Unlike Philadelphia where Jumbotrons had been set up around Center City to keep pilgrims up to date on the pope's progress, there were no screens – giant or otherwise – to keep the Ground Zero pilgrims apprised of the pope's comings and goings.

At one point a convoy of motorcycles and big black SUV's escorting a small, black Fiat was barely visible moving along the West Side Highway but whether Francis had really arrived was impossible to say.

Though thousands upon thousands awaited him, no roar ever went up from the crowd to signal his arrival and it was left to Saldebar, assisted by Reiner to try to keep everyone in the immediate area informed.

Saldebar gave out bulletins from what she could pick up on her iPhone while Reiner made sure her own power chord stayed plugged into the device.

When Saldebar reached out to her father, Bob Schmidt in Northern Michigan for help, the texted answers came fast: yes, Pope Francis was on site leading a powerful service of hope and reconciliation. Schmidt's ongoing texts enabled the group and everyone around them to enter into the prayer, to join in the sign of peace simultaneously with Pope Francis and the leaders of world religions assembled with him inside the 9/11 memorial's foundation hall.

It was the crowning moment of the day.

The hoped for closeup of the pope did not materialize but the gifts of his spirit certainly did.

The group stayed together for some time – “we have no idea if we're gonna see him … but no one's moving” said Reiner.
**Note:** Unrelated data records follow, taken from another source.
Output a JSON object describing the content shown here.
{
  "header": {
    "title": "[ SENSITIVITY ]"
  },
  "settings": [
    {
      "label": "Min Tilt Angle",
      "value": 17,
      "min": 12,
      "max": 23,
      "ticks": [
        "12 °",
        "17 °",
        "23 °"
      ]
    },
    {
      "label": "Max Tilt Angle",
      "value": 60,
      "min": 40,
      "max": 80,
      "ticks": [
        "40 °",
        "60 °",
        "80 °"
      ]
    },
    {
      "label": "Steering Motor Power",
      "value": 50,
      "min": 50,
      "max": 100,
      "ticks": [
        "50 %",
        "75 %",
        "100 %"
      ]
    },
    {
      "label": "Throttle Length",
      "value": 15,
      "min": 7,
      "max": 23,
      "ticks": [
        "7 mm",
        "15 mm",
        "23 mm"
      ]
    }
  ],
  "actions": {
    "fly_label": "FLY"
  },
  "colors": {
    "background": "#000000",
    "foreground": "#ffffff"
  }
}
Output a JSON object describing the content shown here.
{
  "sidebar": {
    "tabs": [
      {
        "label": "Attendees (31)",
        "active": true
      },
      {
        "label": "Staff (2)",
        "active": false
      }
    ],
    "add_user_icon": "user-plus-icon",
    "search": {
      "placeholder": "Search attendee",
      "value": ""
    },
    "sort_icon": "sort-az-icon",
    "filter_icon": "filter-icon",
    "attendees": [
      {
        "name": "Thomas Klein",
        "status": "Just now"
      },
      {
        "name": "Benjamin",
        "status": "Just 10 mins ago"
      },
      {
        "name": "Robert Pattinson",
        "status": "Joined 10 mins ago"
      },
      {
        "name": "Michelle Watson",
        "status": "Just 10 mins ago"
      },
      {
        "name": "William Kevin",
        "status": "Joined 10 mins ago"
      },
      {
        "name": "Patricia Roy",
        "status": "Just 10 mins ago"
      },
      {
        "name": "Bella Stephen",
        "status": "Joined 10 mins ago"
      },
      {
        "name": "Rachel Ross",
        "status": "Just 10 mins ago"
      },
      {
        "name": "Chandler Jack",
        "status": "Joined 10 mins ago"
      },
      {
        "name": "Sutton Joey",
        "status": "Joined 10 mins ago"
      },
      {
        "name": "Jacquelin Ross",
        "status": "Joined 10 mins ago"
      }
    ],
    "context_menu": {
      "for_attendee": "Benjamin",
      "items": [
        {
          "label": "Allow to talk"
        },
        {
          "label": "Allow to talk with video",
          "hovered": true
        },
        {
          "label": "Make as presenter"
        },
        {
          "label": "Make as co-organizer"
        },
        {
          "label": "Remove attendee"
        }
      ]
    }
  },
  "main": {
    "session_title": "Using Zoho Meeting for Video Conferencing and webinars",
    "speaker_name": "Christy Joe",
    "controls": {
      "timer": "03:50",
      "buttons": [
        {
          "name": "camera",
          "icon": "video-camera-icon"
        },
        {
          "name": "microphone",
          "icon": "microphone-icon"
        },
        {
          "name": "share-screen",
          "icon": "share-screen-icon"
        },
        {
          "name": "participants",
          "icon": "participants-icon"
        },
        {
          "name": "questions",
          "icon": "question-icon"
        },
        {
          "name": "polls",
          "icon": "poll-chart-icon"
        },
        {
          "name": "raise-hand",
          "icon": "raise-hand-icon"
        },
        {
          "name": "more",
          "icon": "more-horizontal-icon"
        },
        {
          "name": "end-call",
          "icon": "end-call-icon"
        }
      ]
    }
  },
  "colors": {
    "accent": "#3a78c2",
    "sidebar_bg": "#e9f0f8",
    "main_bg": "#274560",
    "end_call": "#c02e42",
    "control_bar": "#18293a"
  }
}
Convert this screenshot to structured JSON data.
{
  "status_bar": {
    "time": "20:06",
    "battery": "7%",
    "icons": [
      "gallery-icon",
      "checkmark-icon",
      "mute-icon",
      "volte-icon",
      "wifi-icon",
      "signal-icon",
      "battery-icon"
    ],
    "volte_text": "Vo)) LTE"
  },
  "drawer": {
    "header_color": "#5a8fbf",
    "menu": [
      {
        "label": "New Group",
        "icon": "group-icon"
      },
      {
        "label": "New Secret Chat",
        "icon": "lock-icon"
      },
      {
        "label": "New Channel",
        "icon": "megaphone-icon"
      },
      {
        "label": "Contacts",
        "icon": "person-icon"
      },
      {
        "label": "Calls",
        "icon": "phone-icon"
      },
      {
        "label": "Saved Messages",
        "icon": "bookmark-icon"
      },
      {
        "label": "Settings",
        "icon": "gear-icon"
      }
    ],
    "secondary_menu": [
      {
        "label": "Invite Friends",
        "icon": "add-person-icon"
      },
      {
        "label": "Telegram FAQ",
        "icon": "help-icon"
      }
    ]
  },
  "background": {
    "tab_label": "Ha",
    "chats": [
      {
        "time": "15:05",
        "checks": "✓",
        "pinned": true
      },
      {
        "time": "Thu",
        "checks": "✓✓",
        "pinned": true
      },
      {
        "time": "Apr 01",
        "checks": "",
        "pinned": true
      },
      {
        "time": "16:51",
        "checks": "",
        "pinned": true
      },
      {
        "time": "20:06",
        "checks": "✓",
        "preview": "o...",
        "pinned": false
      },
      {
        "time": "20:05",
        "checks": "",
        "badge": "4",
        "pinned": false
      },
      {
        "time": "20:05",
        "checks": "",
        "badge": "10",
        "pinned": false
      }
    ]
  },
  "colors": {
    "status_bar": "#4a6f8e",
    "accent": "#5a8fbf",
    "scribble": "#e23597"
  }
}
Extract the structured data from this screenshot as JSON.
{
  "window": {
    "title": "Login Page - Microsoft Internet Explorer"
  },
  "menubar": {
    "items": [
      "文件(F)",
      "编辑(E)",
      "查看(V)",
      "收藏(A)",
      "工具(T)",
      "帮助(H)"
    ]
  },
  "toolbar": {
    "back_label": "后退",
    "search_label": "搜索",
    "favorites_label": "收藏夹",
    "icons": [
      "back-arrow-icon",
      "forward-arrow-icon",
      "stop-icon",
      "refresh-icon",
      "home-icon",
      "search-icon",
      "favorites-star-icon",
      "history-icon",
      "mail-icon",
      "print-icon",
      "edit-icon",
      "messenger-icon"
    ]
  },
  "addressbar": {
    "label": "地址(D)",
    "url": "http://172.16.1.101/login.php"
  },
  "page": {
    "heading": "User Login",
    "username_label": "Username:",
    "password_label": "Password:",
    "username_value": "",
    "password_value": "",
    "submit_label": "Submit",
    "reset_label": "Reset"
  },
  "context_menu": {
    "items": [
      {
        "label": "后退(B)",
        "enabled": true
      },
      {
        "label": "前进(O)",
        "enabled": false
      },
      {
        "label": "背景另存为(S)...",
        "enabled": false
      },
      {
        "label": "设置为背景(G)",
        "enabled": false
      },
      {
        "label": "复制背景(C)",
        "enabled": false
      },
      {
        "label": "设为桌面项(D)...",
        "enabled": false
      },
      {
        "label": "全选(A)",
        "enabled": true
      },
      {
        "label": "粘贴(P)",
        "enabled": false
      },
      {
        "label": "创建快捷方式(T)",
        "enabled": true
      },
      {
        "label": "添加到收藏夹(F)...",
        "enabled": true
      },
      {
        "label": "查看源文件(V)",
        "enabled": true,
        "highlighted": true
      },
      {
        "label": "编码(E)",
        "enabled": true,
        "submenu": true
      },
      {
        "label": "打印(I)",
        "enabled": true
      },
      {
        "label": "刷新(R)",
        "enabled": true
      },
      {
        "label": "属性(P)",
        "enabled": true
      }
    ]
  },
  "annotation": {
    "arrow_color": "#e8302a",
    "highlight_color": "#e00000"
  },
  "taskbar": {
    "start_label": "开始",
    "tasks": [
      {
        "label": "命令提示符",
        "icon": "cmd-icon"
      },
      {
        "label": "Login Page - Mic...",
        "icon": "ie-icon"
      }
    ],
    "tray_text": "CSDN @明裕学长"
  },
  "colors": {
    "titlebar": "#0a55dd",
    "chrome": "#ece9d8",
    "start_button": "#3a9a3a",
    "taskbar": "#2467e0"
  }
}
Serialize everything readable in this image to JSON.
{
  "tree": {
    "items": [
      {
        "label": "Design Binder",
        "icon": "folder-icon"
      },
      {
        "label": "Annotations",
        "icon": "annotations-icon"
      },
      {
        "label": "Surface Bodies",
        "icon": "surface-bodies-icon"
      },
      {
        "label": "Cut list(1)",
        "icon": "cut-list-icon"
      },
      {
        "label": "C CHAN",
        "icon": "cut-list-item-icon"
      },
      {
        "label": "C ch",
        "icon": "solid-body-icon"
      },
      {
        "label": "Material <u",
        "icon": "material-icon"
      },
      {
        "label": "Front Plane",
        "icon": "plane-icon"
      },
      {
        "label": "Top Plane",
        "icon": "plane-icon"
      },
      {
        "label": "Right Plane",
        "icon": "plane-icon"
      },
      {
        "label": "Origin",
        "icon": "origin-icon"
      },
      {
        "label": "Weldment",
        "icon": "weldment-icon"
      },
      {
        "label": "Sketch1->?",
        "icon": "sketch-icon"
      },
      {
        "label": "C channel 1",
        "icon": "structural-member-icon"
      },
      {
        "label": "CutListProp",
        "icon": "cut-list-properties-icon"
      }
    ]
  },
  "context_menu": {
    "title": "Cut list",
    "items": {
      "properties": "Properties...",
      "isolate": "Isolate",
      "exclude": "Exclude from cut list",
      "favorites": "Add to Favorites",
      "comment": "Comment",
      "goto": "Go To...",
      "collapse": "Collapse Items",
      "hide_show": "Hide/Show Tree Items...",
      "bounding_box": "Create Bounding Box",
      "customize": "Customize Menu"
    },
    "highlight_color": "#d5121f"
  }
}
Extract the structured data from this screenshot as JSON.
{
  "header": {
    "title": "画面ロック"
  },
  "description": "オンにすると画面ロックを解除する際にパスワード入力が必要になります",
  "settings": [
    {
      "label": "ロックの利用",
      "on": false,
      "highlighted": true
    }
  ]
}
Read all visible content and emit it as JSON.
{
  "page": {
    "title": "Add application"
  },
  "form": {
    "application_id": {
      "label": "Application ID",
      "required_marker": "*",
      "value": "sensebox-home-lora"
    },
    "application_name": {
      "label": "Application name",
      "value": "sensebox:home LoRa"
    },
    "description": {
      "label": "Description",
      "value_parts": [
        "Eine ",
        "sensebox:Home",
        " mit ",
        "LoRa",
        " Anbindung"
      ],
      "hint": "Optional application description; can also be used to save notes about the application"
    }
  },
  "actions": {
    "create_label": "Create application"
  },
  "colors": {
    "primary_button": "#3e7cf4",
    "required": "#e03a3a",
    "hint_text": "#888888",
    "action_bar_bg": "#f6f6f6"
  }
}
They only decided to depart when the Secret Service silently and suddenly vacated the area.

Before separating, they vowed to keep in contact.

They walked through the vast crowd at the World Trade Center with uplifted spirits. Here, in the financial center of the world, they were part of a vast Catholic community lingering along with so many. Savoring the atmosphere, it was clear they enjoyed the communal experience.

Looking around, Walls smiled and said that while she didn't get to see the Pope, she did get to meet a wide variety of people inspired by him at the edge of Ground Zero. It was, she said, a celebration her son would have loved.

In Central Park

Walls continued her journey into midtown savoring sites Pope Francis had or would soon visit, while more than 50 city blocks away, the Ventura's and Holland waited five hours and got their fleeting glimpse of Pope Francis. They had spent some time in St. Patrick's Cathedral enjoying the newly restored sacred space before joining the queue Central Park. The queue would swell to 80,000 before the Pope's drive through was underway.

Hours later, Holland described the scene, noting cheerfully while it is indeed hard to stand for five hours, especially for children, every time sections of the teeming throng got restive, a gentle wind would sweep through the area calming every one down. When it finally came, the drive-through happened so fast that there were only two choices: whip out your cell phones and cameras and take a photo or look, really look at the Pope, Holland said.

She chose the later, seeing all too briefly, the man of the God she envisioned in his plain, pared down vestments and walking shoes, smiling broadly as he waved at the adoring crowd.

Holland came away completely uplifted by this “lifetime experience” and hopeful that the “Francis effect” would last and be passed down among the generations.